EXERCISE DATA START

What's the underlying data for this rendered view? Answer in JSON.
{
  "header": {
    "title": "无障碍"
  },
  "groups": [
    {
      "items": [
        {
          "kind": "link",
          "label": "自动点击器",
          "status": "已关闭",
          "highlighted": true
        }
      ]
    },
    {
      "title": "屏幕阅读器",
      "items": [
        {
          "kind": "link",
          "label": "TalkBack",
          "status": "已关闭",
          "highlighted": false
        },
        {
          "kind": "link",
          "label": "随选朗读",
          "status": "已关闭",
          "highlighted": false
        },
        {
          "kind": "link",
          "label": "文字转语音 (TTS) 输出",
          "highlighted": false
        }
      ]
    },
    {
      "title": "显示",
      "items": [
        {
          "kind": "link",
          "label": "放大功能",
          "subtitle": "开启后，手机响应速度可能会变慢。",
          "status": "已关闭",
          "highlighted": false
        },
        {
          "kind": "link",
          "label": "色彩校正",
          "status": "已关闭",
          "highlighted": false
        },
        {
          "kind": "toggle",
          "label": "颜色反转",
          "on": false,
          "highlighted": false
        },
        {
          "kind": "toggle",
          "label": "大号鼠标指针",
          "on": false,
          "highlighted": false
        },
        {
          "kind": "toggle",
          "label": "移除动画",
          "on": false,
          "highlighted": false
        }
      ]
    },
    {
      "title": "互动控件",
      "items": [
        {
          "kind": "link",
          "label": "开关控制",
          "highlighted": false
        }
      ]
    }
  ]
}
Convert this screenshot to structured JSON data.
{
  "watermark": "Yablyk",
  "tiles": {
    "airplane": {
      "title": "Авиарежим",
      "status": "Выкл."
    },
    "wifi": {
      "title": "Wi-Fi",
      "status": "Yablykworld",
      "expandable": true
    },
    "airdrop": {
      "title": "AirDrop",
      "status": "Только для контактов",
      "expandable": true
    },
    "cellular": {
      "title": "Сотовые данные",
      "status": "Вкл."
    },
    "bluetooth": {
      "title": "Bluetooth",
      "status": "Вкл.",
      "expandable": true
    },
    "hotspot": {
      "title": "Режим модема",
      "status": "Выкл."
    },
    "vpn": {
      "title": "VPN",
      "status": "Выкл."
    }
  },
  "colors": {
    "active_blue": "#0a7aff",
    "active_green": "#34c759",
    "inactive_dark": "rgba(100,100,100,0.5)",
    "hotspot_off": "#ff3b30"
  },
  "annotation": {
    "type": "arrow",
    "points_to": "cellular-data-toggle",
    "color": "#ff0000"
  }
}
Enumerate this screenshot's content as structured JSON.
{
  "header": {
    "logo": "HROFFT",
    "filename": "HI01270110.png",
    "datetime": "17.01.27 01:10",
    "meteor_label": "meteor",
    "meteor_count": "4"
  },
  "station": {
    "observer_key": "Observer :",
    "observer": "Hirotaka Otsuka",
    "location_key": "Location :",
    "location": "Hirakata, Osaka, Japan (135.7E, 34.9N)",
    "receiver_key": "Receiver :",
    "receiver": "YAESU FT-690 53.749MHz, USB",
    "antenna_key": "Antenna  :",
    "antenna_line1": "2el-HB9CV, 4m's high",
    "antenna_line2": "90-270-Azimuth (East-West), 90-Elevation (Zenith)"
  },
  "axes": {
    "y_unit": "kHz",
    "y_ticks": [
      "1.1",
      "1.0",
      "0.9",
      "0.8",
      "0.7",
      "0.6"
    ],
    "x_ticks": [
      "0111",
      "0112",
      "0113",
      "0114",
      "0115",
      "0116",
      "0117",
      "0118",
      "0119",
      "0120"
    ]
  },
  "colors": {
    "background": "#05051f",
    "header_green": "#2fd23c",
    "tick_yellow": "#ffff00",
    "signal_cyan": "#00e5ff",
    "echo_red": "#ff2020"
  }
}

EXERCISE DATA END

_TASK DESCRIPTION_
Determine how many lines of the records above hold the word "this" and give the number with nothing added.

_EXERCISE SOLUTION_
3